(Web page and app entries)
◆ ◆ ◆

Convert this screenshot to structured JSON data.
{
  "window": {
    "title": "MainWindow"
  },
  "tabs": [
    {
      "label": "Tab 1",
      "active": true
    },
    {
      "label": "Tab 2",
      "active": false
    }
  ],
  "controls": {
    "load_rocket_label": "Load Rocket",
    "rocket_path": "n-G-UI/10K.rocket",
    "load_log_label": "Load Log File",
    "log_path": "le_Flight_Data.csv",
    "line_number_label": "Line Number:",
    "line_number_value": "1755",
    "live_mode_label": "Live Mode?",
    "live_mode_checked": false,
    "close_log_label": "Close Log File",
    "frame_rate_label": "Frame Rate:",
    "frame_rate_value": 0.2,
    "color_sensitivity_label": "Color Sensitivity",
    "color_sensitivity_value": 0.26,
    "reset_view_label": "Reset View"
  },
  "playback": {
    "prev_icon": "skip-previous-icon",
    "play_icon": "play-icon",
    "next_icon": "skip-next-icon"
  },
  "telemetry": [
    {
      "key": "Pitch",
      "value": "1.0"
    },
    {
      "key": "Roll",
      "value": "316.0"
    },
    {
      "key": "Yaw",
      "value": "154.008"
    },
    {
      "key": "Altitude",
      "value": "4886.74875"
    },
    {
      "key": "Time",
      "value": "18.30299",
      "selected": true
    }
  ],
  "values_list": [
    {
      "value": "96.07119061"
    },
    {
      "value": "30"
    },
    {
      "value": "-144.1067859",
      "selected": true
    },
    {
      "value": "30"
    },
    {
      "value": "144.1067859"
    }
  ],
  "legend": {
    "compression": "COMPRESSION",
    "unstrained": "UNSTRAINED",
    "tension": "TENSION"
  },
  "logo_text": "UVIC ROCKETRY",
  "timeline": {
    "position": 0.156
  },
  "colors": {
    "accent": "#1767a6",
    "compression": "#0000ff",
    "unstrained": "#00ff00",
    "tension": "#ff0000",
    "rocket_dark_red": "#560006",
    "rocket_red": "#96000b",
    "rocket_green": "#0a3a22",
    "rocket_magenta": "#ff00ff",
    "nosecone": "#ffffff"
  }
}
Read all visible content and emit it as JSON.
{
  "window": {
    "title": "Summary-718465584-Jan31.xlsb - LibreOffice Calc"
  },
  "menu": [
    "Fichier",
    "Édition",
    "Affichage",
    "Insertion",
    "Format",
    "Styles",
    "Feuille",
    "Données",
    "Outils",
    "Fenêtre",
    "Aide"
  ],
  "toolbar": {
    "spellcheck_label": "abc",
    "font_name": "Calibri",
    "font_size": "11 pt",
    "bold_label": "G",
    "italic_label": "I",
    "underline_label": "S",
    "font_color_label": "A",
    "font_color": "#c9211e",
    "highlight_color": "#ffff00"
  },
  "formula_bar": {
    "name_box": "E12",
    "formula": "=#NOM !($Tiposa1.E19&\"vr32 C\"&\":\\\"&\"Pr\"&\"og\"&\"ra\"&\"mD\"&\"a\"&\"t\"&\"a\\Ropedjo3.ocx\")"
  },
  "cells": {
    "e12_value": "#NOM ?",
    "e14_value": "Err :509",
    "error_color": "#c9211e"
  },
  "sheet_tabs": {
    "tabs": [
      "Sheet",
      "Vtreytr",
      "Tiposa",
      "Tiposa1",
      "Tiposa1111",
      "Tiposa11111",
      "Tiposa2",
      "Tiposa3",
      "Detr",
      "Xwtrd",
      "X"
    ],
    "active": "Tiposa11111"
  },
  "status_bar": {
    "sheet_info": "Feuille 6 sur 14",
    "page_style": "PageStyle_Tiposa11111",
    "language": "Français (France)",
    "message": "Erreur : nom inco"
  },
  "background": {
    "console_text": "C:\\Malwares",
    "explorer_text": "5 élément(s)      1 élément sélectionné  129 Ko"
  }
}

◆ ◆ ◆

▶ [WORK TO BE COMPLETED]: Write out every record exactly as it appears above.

▶ [EXERCISE RESULT]:
Convert this screenshot to structured JSON data.
{
  "window": {
    "title": "MainWindow"
  },
  "tabs": [
    {
      "label": "Tab 1",
      "active": true
    },
    {
      "label": "Tab 2",
      "active": false
    }
  ],
  "controls": {
    "load_rocket_label": "Load Rocket",
    "rocket_path": "n-G-UI/10K.rocket",
    "load_log_label": "Load Log File",
    "log_path": "le_Flight_Data.csv",
    "line_number_label": "Line Number:",
    "line_number_value": "1755",
    "live_mode_label": "Live Mode?",
    "live_mode_checked": false,
    "close_log_label": "Close Log File",
    "frame_rate_label": "Frame Rate:",
    "frame_rate_value": 0.2,
    "color_sensitivity_label": "Color Sensitivity",
    "color_sensitivity_value": 0.26,
    "reset_view_label": "Reset View"
  },
  "playback": {
    "prev_icon": "skip-previous-icon",
    "play_icon": "play-icon",
    "next_icon": "skip-next-icon"
  },
  "telemetry": [
    {
      "key": "Pitch",
      "value": "1.0"
    },
    {
      "key": "Roll",
      "value": "316.0"
    },
    {
      "key": "Yaw",
      "value": "154.008"
    },
    {
      "key": "Altitude",
      "value": "4886.74875"
    },
    {
      "key": "Time",
      "value": "18.30299",
      "selected": true
    }
  ],
  "values_list": [
    {
      "value": "96.07119061"
    },
    {
      "value": "30"
    },
    {
      "value": "-144.1067859",
      "selected": true
    },
    {
      "value": "30"
    },
    {
      "value": "144.1067859"
    }
  ],
  "legend": {
    "compression": "COMPRESSION",
    "unstrained": "UNSTRAINED",
    "tension": "TENSION"
  },
  "logo_text": "UVIC ROCKETRY",
  "timeline": {
    "position": 0.156
  },
  "colors": {
    "accent": "#1767a6",
    "compression": "#0000ff",
    "unstrained": "#00ff00",
    "tension": "#ff0000",
    "rocket_dark_red": "#560006",
    "rocket_red": "#96000b",
    "rocket_green": "#0a3a22",
    "rocket_magenta": "#ff00ff",
    "nosecone": "#ffffff"
  }
}
Read all visible content and emit it as JSON.
{
  "window": {
    "title": "Summary-718465584-Jan31.xlsb - LibreOffice Calc"
  },
  "menu": [
    "Fichier",
    "Édition",
    "Affichage",
    "Insertion",
    "Format",
    "Styles",
    "Feuille",
    "Données",
    "Outils",
    "Fenêtre",
    "Aide"
  ],
  "toolbar": {
    "spellcheck_label": "abc",
    "font_name": "Calibri",
    "font_size": "11 pt",
    "bold_label": "G",
    "italic_label": "I",
    "underline_label": "S",
    "font_color_label": "A",
    "font_color": "#c9211e",
    "highlight_color": "#ffff00"
  },
  "formula_bar": {
    "name_box": "E12",
    "formula": "=#NOM !($Tiposa1.E19&\"vr32 C\"&\":\\\"&\"Pr\"&\"og\"&\"ra\"&\"mD\"&\"a\"&\"t\"&\"a\\Ropedjo3.ocx\")"
  },
  "cells": {
    "e12_value": "#NOM ?",
    "e14_value": "Err :509",
    "error_color": "#c9211e"
  },
  "sheet_tabs": {
    "tabs": [
      "Sheet",
      "Vtreytr",
      "Tiposa",
      "Tiposa1",
      "Tiposa1111",
      "Tiposa11111",
      "Tiposa2",
      "Tiposa3",
      "Detr",
      "Xwtrd",
      "X"
    ],
    "active": "Tiposa11111"
  },
  "status_bar": {
    "sheet_info": "Feuille 6 sur 14",
    "page_style": "PageStyle_Tiposa11111",
    "language": "Français (France)",
    "message": "Erreur : nom inco"
  },
  "background": {
    "console_text": "C:\\Malwares",
    "explorer_text": "5 élément(s)      1 élément sélectionné  129 Ko"
  }
}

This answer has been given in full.